**Task details**
A single figure is required: the number of lines below that contain "title".

**App and web page records**
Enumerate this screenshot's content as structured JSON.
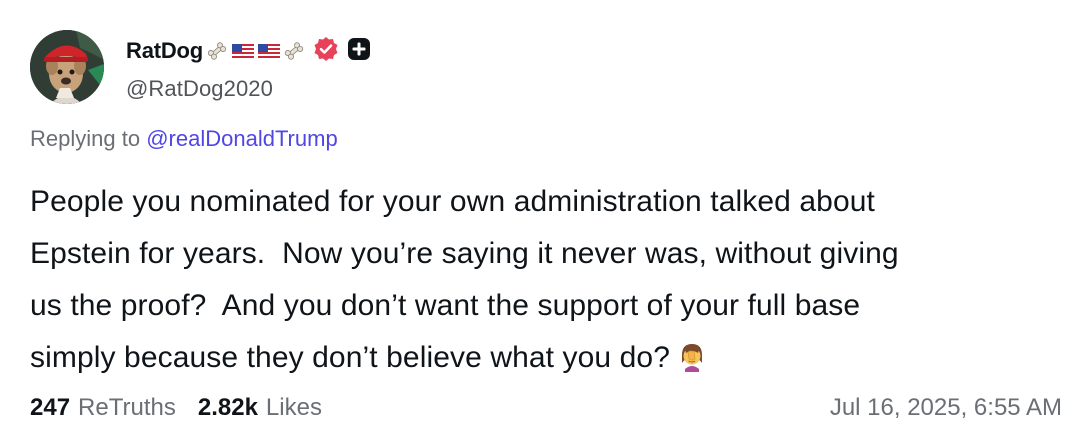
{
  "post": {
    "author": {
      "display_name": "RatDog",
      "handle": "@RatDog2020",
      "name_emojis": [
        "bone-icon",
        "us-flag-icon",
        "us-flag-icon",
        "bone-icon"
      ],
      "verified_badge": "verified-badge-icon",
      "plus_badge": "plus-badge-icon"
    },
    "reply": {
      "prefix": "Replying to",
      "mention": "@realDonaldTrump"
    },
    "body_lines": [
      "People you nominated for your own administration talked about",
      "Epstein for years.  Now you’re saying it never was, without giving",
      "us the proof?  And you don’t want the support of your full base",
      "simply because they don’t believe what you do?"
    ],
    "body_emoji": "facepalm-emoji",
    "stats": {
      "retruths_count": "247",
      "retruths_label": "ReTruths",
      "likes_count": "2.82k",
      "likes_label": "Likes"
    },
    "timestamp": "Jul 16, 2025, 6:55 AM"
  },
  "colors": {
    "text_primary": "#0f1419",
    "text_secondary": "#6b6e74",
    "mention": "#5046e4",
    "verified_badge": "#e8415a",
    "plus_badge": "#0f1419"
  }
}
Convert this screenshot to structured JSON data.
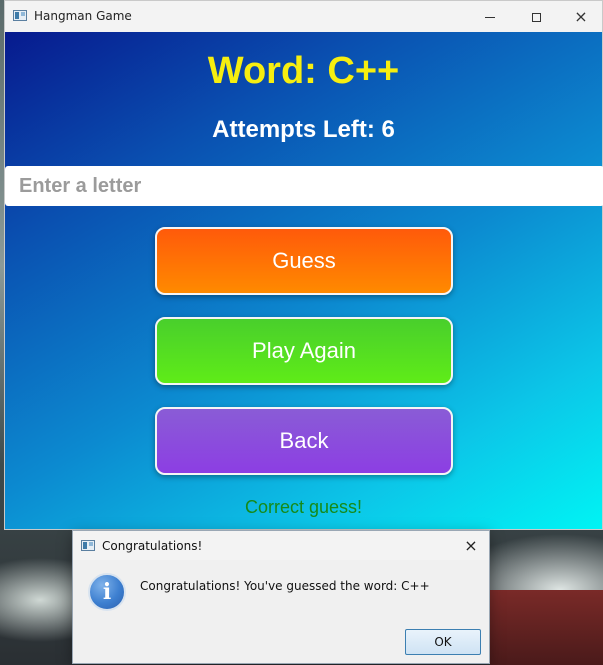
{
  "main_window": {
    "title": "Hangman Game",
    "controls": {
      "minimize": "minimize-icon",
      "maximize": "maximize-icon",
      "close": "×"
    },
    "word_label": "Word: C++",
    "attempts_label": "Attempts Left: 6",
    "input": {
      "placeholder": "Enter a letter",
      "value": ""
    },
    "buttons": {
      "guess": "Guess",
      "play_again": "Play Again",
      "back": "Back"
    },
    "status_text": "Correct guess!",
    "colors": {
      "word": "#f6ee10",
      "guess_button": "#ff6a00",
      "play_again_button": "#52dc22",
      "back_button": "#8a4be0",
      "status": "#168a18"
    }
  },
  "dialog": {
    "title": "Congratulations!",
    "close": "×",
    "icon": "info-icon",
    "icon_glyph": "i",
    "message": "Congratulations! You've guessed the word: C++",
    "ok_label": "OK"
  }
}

**Solution to the exercise**
2